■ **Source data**
^^^^^^^^
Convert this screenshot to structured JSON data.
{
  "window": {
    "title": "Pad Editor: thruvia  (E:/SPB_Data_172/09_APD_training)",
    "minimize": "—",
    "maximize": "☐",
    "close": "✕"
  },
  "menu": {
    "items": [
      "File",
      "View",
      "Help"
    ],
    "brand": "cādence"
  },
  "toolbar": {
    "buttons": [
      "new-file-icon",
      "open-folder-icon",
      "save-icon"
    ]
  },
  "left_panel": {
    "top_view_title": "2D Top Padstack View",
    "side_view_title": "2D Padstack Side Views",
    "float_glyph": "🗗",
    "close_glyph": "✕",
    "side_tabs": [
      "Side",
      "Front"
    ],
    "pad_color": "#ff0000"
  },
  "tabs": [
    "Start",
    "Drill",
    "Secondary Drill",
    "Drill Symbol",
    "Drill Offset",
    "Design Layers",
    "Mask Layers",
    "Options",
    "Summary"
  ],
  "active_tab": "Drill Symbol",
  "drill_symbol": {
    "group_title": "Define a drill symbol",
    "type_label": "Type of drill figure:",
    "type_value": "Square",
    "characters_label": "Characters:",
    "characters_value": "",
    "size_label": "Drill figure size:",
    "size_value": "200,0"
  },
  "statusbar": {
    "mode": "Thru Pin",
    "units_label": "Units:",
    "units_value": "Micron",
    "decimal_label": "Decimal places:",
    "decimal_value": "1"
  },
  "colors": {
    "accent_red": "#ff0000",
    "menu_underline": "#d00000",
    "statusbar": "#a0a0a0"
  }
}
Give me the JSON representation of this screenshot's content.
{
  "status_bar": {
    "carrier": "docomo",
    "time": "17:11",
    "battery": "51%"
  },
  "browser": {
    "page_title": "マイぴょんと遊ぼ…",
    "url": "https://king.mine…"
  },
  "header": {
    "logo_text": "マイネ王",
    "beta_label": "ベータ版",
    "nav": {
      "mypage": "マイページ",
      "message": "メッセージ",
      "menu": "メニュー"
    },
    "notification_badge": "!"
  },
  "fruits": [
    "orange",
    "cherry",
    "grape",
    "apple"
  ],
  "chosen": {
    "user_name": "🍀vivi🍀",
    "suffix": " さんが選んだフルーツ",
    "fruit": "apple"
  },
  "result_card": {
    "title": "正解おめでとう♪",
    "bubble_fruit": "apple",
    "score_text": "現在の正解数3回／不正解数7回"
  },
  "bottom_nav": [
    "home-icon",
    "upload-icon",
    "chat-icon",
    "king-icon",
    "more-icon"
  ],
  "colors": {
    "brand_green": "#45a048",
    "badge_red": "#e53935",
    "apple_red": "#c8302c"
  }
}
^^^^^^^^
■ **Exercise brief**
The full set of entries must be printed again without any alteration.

■ **Response**
Convert this screenshot to structured JSON data.
{
  "window": {
    "title": "Pad Editor: thruvia  (E:/SPB_Data_172/09_APD_training)",
    "minimize": "—",
    "maximize": "☐",
    "close": "✕"
  },
  "menu": {
    "items": [
      "File",
      "View",
      "Help"
    ],
    "brand": "cādence"
  },
  "toolbar": {
    "buttons": [
      "new-file-icon",
      "open-folder-icon",
      "save-icon"
    ]
  },
  "left_panel": {
    "top_view_title": "2D Top Padstack View",
    "side_view_title": "2D Padstack Side Views",
    "float_glyph": "🗗",
    "close_glyph": "✕",
    "side_tabs": [
      "Side",
      "Front"
    ],
    "pad_color": "#ff0000"
  },
  "tabs": [
    "Start",
    "Drill",
    "Secondary Drill",
    "Drill Symbol",
    "Drill Offset",
    "Design Layers",
    "Mask Layers",
    "Options",
    "Summary"
  ],
  "active_tab": "Drill Symbol",
  "drill_symbol": {
    "group_title": "Define a drill symbol",
    "type_label": "Type of drill figure:",
    "type_value": "Square",
    "characters_label": "Characters:",
    "characters_value": "",
    "size_label": "Drill figure size:",
    "size_value": "200,0"
  },
  "statusbar": {
    "mode": "Thru Pin",
    "units_label": "Units:",
    "units_value": "Micron",
    "decimal_label": "Decimal places:",
    "decimal_value": "1"
  },
  "colors": {
    "accent_red": "#ff0000",
    "menu_underline": "#d00000",
    "statusbar": "#a0a0a0"
  }
}
Give me the JSON representation of this screenshot's content.
{
  "status_bar": {
    "carrier": "docomo",
    "time": "17:11",
    "battery": "51%"
  },
  "browser": {
    "page_title": "マイぴょんと遊ぼ…",
    "url": "https://king.mine…"
  },
  "header": {
    "logo_text": "マイネ王",
    "beta_label": "ベータ版",
    "nav": {
      "mypage": "マイページ",
      "message": "メッセージ",
      "menu": "メニュー"
    },
    "notification_badge": "!"
  },
  "fruits": [
    "orange",
    "cherry",
    "grape",
    "apple"
  ],
  "chosen": {
    "user_name": "🍀vivi🍀",
    "suffix": " さんが選んだフルーツ",
    "fruit": "apple"
  },
  "result_card": {
    "title": "正解おめでとう♪",
    "bubble_fruit": "apple",
    "score_text": "現在の正解数3回／不正解数7回"
  },
  "bottom_nav": [
    "home-icon",
    "upload-icon",
    "chat-icon",
    "king-icon",
    "more-icon"
  ],
  "colors": {
    "brand_green": "#45a048",
    "badge_red": "#e53935",
    "apple_red": "#c8302c"
  }
}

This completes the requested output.